Country lawyer:
"The entire premise of a journal is exchanging hundreds of hours of busywork for a good resume line. It's a system that works . . . ."

I don't think it works particularly well. I guess this is an issue for another post, but I'd like to sneak in a general comment about having students at the reins of legal scholarship. I was articles editor on a main law review at a 20ish ranked school, and, looking back, I don't believe I had a great idea of what made a useful article (useful either for practitioners or academics). Reviewing hundreds of submissions, I felt I was often sort of guessing at what articles would make important contributions to the literature (and garner citations). I did the best I could, but a peer review would have been much better.
6.7.2007 5:27pm
Miguel Schor:
When it comes to comparative law, specialty journals are highly regarded. Both the American Journal of Comparative Law and the International Journal of Constitutional Law are peer reviewed and very, very good. An article placed in either of those journals will likely have more impact than one placed in most mainstream journals.
6.7.2007 7:39pm
mls:
I think the best advice is to consider your audience. Say you've written a feminist critique of a rule of evidence. Are you trying to reach those interested in feminist legal theory? If so, pick the Yale Journal of Law &Feminism. Or are you trying to reach evidence scholars, to convince them to take a fresh look at their field? If so, go for the general journal.
6.7.2007 10:45pm
AnonyLawyer (mail):
In almost all worlds, save a few international journals and harvard's CR-CL journal I think that a top 40 flagship trumps a #10 specialty. I actually had a very similar situation this last cycle. I got a #6 specialty offer and passed on it for a 30ish flagship. From talking with lots of professors both before and after, I have no question I made the right decision.
6.7.2007 10:47pm
Thaddeus Pope (mail):
The answer will be different for different law students/authors.

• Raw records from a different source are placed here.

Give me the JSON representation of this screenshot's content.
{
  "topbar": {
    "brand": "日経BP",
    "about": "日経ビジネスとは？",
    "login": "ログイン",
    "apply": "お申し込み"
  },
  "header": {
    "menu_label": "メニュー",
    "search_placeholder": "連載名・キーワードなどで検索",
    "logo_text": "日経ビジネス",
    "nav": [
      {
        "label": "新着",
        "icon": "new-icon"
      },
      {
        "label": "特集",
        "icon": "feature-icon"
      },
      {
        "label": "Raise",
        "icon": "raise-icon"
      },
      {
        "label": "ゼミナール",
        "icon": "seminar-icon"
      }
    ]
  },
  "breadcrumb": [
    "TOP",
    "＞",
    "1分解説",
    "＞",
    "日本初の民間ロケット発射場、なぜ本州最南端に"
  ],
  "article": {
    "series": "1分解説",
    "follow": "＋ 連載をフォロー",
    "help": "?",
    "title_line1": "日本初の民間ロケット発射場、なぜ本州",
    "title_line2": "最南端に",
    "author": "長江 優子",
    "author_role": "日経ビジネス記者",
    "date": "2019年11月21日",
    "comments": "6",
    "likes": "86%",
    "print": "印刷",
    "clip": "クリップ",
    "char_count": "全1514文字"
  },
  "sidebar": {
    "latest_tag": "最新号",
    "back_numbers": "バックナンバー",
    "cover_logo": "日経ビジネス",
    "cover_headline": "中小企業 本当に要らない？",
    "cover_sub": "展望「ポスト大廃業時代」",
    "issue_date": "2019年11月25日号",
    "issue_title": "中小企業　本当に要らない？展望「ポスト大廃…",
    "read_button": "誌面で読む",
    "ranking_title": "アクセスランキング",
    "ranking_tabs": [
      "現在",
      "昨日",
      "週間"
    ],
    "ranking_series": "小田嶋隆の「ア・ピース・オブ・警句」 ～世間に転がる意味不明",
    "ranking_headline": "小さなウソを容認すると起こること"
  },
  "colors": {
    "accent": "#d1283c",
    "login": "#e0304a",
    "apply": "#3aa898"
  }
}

The question seems analogous to the question of whether to attend the #10 USNWR school or the #40 one. The answer depends on the specific objectives of the particular student. For example, does #40 offer in-state tuition and will the saved $60,000 be material? Does the student want to practice locally where the law school is located?

Here, in order to answer the journal placement question, one must ask the author to reflect on why she is publishing the article. Who is the intended audience? Ask that audience (e.g. the partner from your 2d year summer associateship) how they perceive the relative value of journals.
6.8.2007 11:58am
Guest101:

Students who are interested in the specialty and are at the #10 law school will, on average, do a better job than students who aren't that interested in the specialty and are at the #40 law school (is that so?).

I'm not sure that this is so. In my experience, which includes having transferred from a high-30s ranked school to a Top 5 school, there isn't as much variance in the top 10% of the class between the top of the first tier and the bottom of the first tier as one might expect. That is to say, the Law Review kids are going to be anal-retentive gunners at both schools-- not that there's anything wrong with that. Meanwhile, the non-Law Review kids at the Top 10 school are going to be, well, the ones who didn't make Law Review. They'll no doubt do a good job (I was on a non-Law Review journal myself at my transfer school), but I don't think it's necessarily safe to assume that they're going to be better editors than the Law Review staff at the # 40 school. And I'm not sure the fact that they are, presumably, more interested in the subject matter of the journal is going to make a lot of difference to the quality of editing, unless the author is expecting the journal staff to make a lot of substantive changes to the work, which, in my experience, authors tend (rightly) to resist.
6.8.2007 12:01pm